Along with another business partner, they also run work at Bella Trattoria, an Italian restaurant at 3854 Geary St. in the Inner Richmond. But since Carrillo is of Mayan descent, Anderson said he's always wanted to open up a restaurant serving food reminiscent of his childhood.

They chose the location because "we just love the neighborhood," Anderson said. "We knew the owner of Vietnam, and he told us that he was going to be closing, so we were able to take over." 

North Beach and Chinatown are both largely known for their varying noodle offerings, and Anderson recognizes that the only other counter-service Mexican establishment in the area, Taqueria Zorro, is close by. But he hopes that the uniqueness of Yucatan flavors, as well as the restaurant's late-night hours (open until 3am on weekends), will be an asset. 

He said the restaurant has already seen a stream of regular customers in its first few weeks, many of them employees at the copious watering holes in the neighborhood. "Sometimes, we'll have someone come in late at night and order food for their entire bar or kitchen staff," Anderson said.

So what exactly is a panucho?

Anderson told us that panuchos are a traditional Mayan dish, made with corn tortillas stuffed with refried black beans. They're deep-fried and then topped with meat and veggies; the staple Mayan toppings are lettuce, cabbage, avocado and pickled red onions. But fear not, herbivores: achiote-marinated tofu is on the menu as well.

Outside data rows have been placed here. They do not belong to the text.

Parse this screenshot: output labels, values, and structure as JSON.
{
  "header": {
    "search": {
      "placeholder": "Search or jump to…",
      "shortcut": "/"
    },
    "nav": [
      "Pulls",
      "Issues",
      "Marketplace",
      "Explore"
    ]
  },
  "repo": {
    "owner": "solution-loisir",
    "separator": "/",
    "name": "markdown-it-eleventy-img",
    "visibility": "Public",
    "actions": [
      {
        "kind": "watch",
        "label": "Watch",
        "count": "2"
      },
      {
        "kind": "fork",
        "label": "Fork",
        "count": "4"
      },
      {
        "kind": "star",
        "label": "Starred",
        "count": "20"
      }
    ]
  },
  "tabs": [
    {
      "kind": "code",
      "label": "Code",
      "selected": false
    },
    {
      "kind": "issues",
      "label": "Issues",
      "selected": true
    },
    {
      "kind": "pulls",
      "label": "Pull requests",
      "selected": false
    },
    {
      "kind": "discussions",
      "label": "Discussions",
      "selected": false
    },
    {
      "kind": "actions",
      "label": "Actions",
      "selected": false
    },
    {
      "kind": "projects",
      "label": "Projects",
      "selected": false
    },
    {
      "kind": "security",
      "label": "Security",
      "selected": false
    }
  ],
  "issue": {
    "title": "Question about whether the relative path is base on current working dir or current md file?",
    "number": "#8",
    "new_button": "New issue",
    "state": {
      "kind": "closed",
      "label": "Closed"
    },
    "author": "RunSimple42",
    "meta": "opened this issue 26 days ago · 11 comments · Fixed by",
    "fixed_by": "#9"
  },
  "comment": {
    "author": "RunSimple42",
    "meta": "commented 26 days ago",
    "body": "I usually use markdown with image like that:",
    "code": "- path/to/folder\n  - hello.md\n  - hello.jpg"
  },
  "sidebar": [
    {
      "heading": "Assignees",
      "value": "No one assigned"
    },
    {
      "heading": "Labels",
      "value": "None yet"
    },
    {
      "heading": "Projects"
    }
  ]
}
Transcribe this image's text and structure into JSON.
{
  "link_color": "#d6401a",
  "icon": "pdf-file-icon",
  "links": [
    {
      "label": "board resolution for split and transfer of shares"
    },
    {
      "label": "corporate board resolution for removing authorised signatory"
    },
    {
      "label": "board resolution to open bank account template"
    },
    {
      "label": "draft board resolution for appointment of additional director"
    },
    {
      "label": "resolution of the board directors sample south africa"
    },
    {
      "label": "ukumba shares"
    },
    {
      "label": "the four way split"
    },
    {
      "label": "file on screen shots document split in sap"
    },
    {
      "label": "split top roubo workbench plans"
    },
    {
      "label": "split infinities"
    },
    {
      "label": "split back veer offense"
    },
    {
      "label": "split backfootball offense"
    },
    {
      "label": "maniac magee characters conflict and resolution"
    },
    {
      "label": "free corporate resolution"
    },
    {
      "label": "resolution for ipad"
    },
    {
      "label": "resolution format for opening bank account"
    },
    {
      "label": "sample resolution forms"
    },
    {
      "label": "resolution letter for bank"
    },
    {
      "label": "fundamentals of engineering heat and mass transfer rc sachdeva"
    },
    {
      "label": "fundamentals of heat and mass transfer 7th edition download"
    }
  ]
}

Mexican food fans will find the usual tacos, burritos and quesadillas filled with chicken or carne asada. But for a truly unique Mayan experience, try the poc chuc, pork marinated in beer, or cochinita pibil, pork slow-roasted with secret spices inside banana leaves for more than four hours.

Though Panuchos is currently closed on Sundays, it does offer breakfast options by request on other days, including huevos rancheros, chilaquiles and a breakfast burrito. Anderson said they'll continue to tweak the menu and the hours, and he hopes to one day offer a brunch menu. There's beer and aguas frescas, too. 

Panuchos is currently open Monday-Wednesday from 11am-midnight and Thursday-Saturday from 11-3am. As of this week, credit cards are accepted as well.